While typical ALS patients are older and have raised their kids and retired from work, Justin and his wife, Kirsten, have two young sons to support, Jaden born in 2003, and Justin born in 2005. Justin is a self-employed graphic designer. Working mostly with computers, he has so far been able to support the family while operating his business from home. His desk and computer are in the family’s living room, where he can work and be part of his boys’ lives as much as possible. His home office is shared with two boys, toys, a dog, and the family television set. Kirsten is a nurse, and while they have had to put pride and privacy aside to rely on extended family to help with the care of the children in order for her to do so, she must work part time to maintain the health insurance that is crucial for Justin’s medical needs. As the ALS has recently progressed to claim all use of one of Justin’s arms, his ability to continue to work as a graphic designer grows weaker along with his body.
Now, imagine this: Justin’s wheelchair does not fit through the narrow hallways and doorways of his older home. So what breaks Justin’s heart the most? Is it that he was a star athlete and is now confined to a wheelchair? No. Is that he was a strong provider and is no longer able to support his family? No. Is it that he needs someone to carry him into his bathroom? No. What breaks Justin’s heart is that he cannot get into his young children’s bedroom to read them a story at night.
Justin’s family needs a small guesthouse on the back of the property they own in which extended family members can stay to help provide care for Justin and his children. Justin’s wife must continue to work to support the family and provide essential medical insurance. Also, the small main home needs to be remodeled so that the narrow doors and hallways are widened to accommodate Justin’s wheelchair. A guesthouse and wider halls and doorways are solutions out of reach financially for Justin and his young family, but not out of the realm of possibility in this world. So as we think about two young boys, tucked in their beds at night wishing their daddy could still come into their rooms and read them a bedtime story, we must ask ourselves the question that is Justin’s motto: Why not?
Dear Blog This Mom! Readers,
If anyone out there has Nate Berkus’s email address, send him a link to this, okay?

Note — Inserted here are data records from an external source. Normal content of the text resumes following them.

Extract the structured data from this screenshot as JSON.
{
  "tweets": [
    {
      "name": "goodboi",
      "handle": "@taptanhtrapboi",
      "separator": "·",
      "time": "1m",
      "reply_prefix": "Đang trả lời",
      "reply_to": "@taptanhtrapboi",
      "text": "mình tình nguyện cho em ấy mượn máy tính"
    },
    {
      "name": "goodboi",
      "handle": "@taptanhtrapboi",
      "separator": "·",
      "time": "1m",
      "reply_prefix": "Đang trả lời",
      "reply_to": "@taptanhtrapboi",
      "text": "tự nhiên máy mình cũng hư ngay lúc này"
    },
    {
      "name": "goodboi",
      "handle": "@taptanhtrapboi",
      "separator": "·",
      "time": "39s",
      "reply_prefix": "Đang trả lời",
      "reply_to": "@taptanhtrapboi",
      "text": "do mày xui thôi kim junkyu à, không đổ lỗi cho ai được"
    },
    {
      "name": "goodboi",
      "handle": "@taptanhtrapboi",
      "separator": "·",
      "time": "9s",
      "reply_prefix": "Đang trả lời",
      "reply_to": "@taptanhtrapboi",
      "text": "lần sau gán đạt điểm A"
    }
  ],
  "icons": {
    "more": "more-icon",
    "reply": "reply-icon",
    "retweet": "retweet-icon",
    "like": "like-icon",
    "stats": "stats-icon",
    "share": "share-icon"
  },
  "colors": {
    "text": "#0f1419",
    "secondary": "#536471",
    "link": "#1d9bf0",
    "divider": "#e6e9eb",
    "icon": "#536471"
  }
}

If not, a petition to the universe will suffice nicely.
P.S. If you want to link to this post on your blog so that your readers will know about Justin too, that would be rad.